## [What the task requires]
Your answer must be the records below, repeated exactly, with every picture left out.

============================================================

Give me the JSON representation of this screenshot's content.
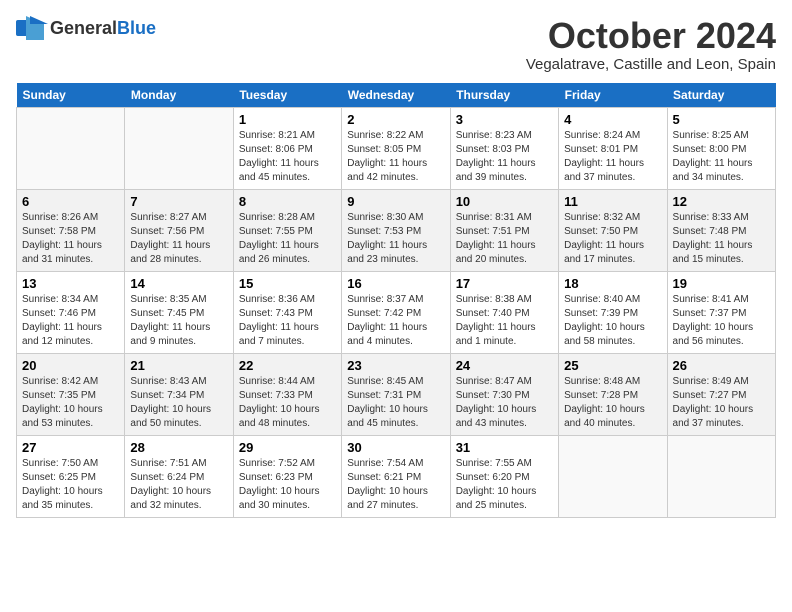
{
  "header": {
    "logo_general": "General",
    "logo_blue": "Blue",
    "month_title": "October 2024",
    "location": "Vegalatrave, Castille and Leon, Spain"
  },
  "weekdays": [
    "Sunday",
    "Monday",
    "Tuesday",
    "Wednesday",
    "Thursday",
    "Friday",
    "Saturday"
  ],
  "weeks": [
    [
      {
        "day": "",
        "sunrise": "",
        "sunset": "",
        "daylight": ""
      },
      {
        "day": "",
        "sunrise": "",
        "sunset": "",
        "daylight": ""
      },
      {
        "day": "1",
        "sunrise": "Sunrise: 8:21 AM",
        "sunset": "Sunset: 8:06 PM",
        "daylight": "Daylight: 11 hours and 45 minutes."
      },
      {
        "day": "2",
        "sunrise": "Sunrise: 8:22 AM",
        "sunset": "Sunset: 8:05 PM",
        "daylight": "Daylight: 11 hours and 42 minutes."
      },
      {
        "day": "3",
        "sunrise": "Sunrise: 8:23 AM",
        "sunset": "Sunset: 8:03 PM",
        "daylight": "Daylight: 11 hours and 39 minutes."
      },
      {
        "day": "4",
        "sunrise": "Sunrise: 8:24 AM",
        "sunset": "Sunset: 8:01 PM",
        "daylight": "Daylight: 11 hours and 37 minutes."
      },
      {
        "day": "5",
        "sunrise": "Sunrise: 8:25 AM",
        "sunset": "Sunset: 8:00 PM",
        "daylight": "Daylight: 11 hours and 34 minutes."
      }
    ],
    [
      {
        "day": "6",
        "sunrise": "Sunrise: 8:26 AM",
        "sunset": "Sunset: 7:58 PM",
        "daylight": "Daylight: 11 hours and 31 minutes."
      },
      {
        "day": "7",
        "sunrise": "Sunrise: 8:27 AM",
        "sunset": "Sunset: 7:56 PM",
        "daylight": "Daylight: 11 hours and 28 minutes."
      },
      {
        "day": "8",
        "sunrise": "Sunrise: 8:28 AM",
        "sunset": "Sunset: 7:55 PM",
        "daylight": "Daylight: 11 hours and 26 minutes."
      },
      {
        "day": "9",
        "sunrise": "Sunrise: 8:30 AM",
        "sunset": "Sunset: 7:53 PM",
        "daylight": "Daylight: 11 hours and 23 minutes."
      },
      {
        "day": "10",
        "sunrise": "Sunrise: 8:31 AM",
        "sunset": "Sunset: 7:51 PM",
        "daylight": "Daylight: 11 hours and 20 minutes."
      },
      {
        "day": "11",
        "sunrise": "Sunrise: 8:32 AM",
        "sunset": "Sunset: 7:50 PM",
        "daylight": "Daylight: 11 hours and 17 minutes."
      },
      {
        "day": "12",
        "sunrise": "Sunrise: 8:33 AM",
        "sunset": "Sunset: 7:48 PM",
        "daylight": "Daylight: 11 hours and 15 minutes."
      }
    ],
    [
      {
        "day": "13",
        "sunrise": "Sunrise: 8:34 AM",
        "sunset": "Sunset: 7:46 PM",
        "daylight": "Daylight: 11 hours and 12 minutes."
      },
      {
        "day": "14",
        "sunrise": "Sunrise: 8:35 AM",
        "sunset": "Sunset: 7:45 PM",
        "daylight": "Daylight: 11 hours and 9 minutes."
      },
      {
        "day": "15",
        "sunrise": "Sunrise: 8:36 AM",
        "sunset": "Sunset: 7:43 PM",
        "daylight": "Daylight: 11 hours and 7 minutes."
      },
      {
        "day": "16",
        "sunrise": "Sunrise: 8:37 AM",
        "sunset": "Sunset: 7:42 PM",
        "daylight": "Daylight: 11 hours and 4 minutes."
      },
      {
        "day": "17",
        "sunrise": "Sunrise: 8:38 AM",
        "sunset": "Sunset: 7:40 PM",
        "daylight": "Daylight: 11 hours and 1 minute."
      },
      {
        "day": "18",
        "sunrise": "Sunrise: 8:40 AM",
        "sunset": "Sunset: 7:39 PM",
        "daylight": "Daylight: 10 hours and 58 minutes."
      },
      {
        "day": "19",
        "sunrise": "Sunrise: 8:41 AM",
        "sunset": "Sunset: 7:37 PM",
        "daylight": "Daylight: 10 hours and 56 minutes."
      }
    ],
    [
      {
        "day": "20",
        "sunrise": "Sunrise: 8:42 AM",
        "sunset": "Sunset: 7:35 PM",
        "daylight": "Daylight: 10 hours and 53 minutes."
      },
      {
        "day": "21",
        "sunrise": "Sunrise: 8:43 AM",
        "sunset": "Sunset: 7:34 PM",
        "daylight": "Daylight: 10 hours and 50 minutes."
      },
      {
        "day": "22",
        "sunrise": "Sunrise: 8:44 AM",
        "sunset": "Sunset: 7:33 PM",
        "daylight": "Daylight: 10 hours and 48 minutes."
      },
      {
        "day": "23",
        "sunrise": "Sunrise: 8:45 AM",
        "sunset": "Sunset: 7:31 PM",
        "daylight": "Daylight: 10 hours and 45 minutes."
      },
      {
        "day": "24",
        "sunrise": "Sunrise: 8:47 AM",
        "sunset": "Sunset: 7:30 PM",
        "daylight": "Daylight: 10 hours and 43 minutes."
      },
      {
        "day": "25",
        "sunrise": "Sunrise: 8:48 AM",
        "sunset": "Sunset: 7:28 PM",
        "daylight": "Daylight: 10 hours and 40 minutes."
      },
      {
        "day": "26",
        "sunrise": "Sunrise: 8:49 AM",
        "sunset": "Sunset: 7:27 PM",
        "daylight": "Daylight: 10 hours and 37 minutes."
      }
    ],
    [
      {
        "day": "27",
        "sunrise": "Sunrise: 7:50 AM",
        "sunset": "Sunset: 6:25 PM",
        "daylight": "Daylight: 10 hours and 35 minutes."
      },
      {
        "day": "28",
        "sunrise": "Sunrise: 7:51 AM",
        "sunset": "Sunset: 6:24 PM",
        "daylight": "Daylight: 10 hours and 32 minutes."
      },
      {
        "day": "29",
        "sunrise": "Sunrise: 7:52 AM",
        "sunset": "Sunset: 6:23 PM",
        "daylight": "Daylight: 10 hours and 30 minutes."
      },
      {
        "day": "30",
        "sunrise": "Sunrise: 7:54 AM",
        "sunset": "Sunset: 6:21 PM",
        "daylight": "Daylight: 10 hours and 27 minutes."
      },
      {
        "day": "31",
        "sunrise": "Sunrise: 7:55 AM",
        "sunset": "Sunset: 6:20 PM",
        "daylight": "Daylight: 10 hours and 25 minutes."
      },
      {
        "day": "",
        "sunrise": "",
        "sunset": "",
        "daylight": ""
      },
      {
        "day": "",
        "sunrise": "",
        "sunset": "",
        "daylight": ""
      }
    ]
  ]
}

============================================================

## [Output of the task]
Give me the JSON representation of this screenshot's content.
{
  "header": {
    "logo_general": "General",
    "logo_blue": "Blue",
    "month_title": "October 2024",
    "location": "Vegalatrave, Castille and Leon, Spain"
  },
  "weekdays": [
    "Sunday",
    "Monday",
    "Tuesday",
    "Wednesday",
    "Thursday",
    "Friday",
    "Saturday"
  ],
  "weeks": [
    [
      {
        "day": "",
        "sunrise": "",
        "sunset": "",
        "daylight": ""
      },
      {
        "day": "",
        "sunrise": "",
        "sunset": "",
        "daylight": ""
      },
      {
        "day": "1",
        "sunrise": "Sunrise: 8:21 AM",
        "sunset": "Sunset: 8:06 PM",
        "daylight": "Daylight: 11 hours and 45 minutes."
      },
      {
        "day": "2",
        "sunrise": "Sunrise: 8:22 AM",
        "sunset": "Sunset: 8:05 PM",
        "daylight": "Daylight: 11 hours and 42 minutes."
      },
      {
        "day": "3",
        "sunrise": "Sunrise: 8:23 AM",
        "sunset": "Sunset: 8:03 PM",
        "daylight": "Daylight: 11 hours and 39 minutes."
      },
      {
        "day": "4",
        "sunrise": "Sunrise: 8:24 AM",
        "sunset": "Sunset: 8:01 PM",
        "daylight": "Daylight: 11 hours and 37 minutes."
      },
      {
        "day": "5",
        "sunrise": "Sunrise: 8:25 AM",
        "sunset": "Sunset: 8:00 PM",
        "daylight": "Daylight: 11 hours and 34 minutes."
      }
    ],
    [
      {
        "day": "6",
        "sunrise": "Sunrise: 8:26 AM",
        "sunset": "Sunset: 7:58 PM",
        "daylight": "Daylight: 11 hours and 31 minutes."
      },
      {
        "day": "7",
        "sunrise": "Sunrise: 8:27 AM",
        "sunset": "Sunset: 7:56 PM",
        "daylight": "Daylight: 11 hours and 28 minutes."
      },
      {
        "day": "8",
        "sunrise": "Sunrise: 8:28 AM",
        "sunset": "Sunset: 7:55 PM",
        "daylight": "Daylight: 11 hours and 26 minutes."
      },
      {
        "day": "9",
        "sunrise": "Sunrise: 8:30 AM",
        "sunset": "Sunset: 7:53 PM",
        "daylight": "Daylight: 11 hours and 23 minutes."
      },
      {
        "day": "10",
        "sunrise": "Sunrise: 8:31 AM",
        "sunset": "Sunset: 7:51 PM",
        "daylight": "Daylight: 11 hours and 20 minutes."
      },
      {
        "day": "11",
        "sunrise": "Sunrise: 8:32 AM",
        "sunset": "Sunset: 7:50 PM",
        "daylight": "Daylight: 11 hours and 17 minutes."
      },
      {
        "day": "12",
        "sunrise": "Sunrise: 8:33 AM",
        "sunset": "Sunset: 7:48 PM",
        "daylight": "Daylight: 11 hours and 15 minutes."
      }
    ],
    [
      {
        "day": "13",
        "sunrise": "Sunrise: 8:34 AM",
        "sunset": "Sunset: 7:46 PM",
        "daylight": "Daylight: 11 hours and 12 minutes."
      },
      {
        "day": "14",
        "sunrise": "Sunrise: 8:35 AM",
        "sunset": "Sunset: 7:45 PM",
        "daylight": "Daylight: 11 hours and 9 minutes."
      },
      {
        "day": "15",
        "sunrise": "Sunrise: 8:36 AM",
        "sunset": "Sunset: 7:43 PM",
        "daylight": "Daylight: 11 hours and 7 minutes."
      },
      {
        "day": "16",
        "sunrise": "Sunrise: 8:37 AM",
        "sunset": "Sunset: 7:42 PM",
        "daylight": "Daylight: 11 hours and 4 minutes."
      },
      {
        "day": "17",
        "sunrise": "Sunrise: 8:38 AM",
        "sunset": "Sunset: 7:40 PM",
        "daylight": "Daylight: 11 hours and 1 minute."
      },
      {
        "day": "18",
        "sunrise": "Sunrise: 8:40 AM",
        "sunset": "Sunset: 7:39 PM",
        "daylight": "Daylight: 10 hours and 58 minutes."
      },
      {
        "day": "19",
        "sunrise": "Sunrise: 8:41 AM",
        "sunset": "Sunset: 7:37 PM",
        "daylight": "Daylight: 10 hours and 56 minutes."
      }
    ],
    [
      {
        "day": "20",
        "sunrise": "Sunrise: 8:42 AM",
        "sunset": "Sunset: 7:35 PM",
        "daylight": "Daylight: 10 hours and 53 minutes."
      },
      {
        "day": "21",
        "sunrise": "Sunrise: 8:43 AM",
        "sunset": "Sunset: 7:34 PM",
        "daylight": "Daylight: 10 hours and 50 minutes."
      },
      {
        "day": "22",
        "sunrise": "Sunrise: 8:44 AM",
        "sunset": "Sunset: 7:33 PM",
        "daylight": "Daylight: 10 hours and 48 minutes."
      },
      {
        "day": "23",
        "sunrise": "Sunrise: 8:45 AM",
        "sunset": "Sunset: 7:31 PM",
        "daylight": "Daylight: 10 hours and 45 minutes."
      },
      {
        "day": "24",
        "sunrise": "Sunrise: 8:47 AM",
        "sunset": "Sunset: 7:30 PM",
        "daylight": "Daylight: 10 hours and 43 minutes."
      },
      {
        "day": "25",
        "sunrise": "Sunrise: 8:48 AM",
        "sunset": "Sunset: 7:28 PM",
        "daylight": "Daylight: 10 hours and 40 minutes."
      },
      {
        "day": "26",
        "sunrise": "Sunrise: 8:49 AM",
        "sunset": "Sunset: 7:27 PM",
        "daylight": "Daylight: 10 hours and 37 minutes."
      }
    ],
    [
      {
        "day": "27",
        "sunrise": "Sunrise: 7:50 AM",
        "sunset": "Sunset: 6:25 PM",
        "daylight": "Daylight: 10 hours and 35 minutes."
      },
      {
        "day": "28",
        "sunrise": "Sunrise: 7:51 AM",
        "sunset": "Sunset: 6:24 PM",
        "daylight": "Daylight: 10 hours and 32 minutes."
      },
      {
        "day": "29",
        "sunrise": "Sunrise: 7:52 AM",
        "sunset": "Sunset: 6:23 PM",
        "daylight": "Daylight: 10 hours and 30 minutes."
      },
      {
        "day": "30",
        "sunrise": "Sunrise: 7:54 AM",
        "sunset": "Sunset: 6:21 PM",
        "daylight": "Daylight: 10 hours and 27 minutes."
      },
      {
        "day": "31",
        "sunrise": "Sunrise: 7:55 AM",
        "sunset": "Sunset: 6:20 PM",
        "daylight": "Daylight: 10 hours and 25 minutes."
      },
      {
        "day": "",
        "sunrise": "",
        "sunset": "",
        "daylight": ""
      },
      {
        "day": "",
        "sunrise": "",
        "sunset": "",
        "daylight": ""
      }
    ]
  ]
}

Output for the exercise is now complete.